Play almost exclusively favored Dortmund. Favre’s men assumed a more defensive posture, rather easily absorbing Gladbach sorties and unleashing wave after wave of counters. Rose did shift his shape with his third substitution.
Lineup—Borussia Mönchengladbach—70th minute (4-2-2-2)
It remains perfectly acceptable to read this as a 4-4-2. The assumption that Rose wished to craft more centralized assaults is based largely on the fact that Witsel stopped roving around the 67th. Favre had subbed on Thomas Delaney and the long-time BVB began a somewhat clumsy attempt to form a static block.

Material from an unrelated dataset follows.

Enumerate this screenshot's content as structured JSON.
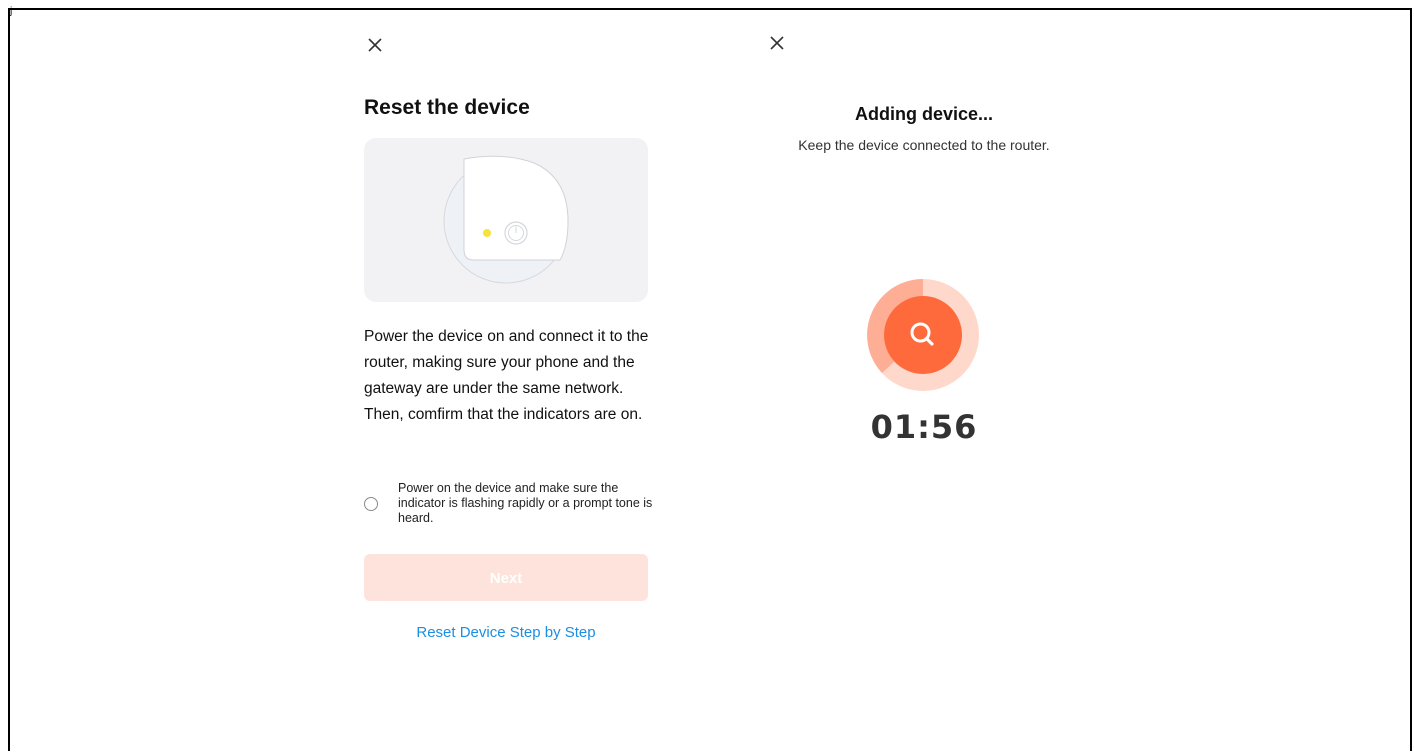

Whether or not Rose sought to take advantage of this in some way can be classified as a subjective interpretation. In any event, it does seem logical that this constitutes something closer to what Rose and Rene Maric wish to use as a basic blueprint this season.
Match Flow: 70th minute to full-time
One can argue that the match was settled long before Sancho and Haaland combined for Dortmund’s electrifying third goal in the 78th. The foals weren’t up to much and looked to have largely conceded for the evening. Moreover, Favre was preparing a double substitution long before the goal. Reyna and Sancho were called off so the the BVB could assume their “holding pattern.”
Lineup—Borussia Dortmund—80th minute (3-4-3)
A more familiar look characterizes the “holding pattern”. Witsel and Delaney pair in midfield, just as they did for much of last season’s first half. Marco Reus plays as a conservatively deep ten. Julian Brandt, to affirm recent speculation, is now more or less a confirmed back-up winger.
Concluding Thoughts: A mid-season Table Projection
Naturally, it’s far too early too draw any major conclusions. That notwithstanding, what fun would the start of a campaign be without prognostications? Based on all the personnel activity this summer and the events this weekend, one can at least make an educated guess.
Bayern are, simply stated, the best team in the world at this point. Dortmund’s youngsters storm out of the gate, but will invariably have their “off matches”. As noted above, last year’s “Herbstmeister” appear the early candidates to experience an early dip and some growing pains under the reshuffling.
Hertha will experience some inconsistency as well, but should be firmly in the European places by Christmas. Stuttgart appears the most likely team to ride an overachieving surge after promotion, though Bielefeld should punch above their weight as well. Schalke and Werder actually square off next weekend. Expect a 0-0 draw from these two woeful teams. They look to both be on the precipice of a slide.
One expects Mainz will engage in a fire sale of their best assets, then begin to tank rather precipitously.
- FC Bayern München
- Borussia Dortmund
- Bayer 04 Leverkusen
- Borussia Mönchengladbach
- RasenBallSport Leipzig
- Hertha BSC
- TSG 1899 Hoffenheim
- Eintracht Frankfurt
- VfB Stuttgart
- FC Augsburg
- 1. FC Köln
- VfL Wolfsburg
- Arminia Bielefeld
- SC Freiburg
- 1. FC Union Berlin
- FC Schalke 04
- SV Werder Bremen
- FSV Mainz 05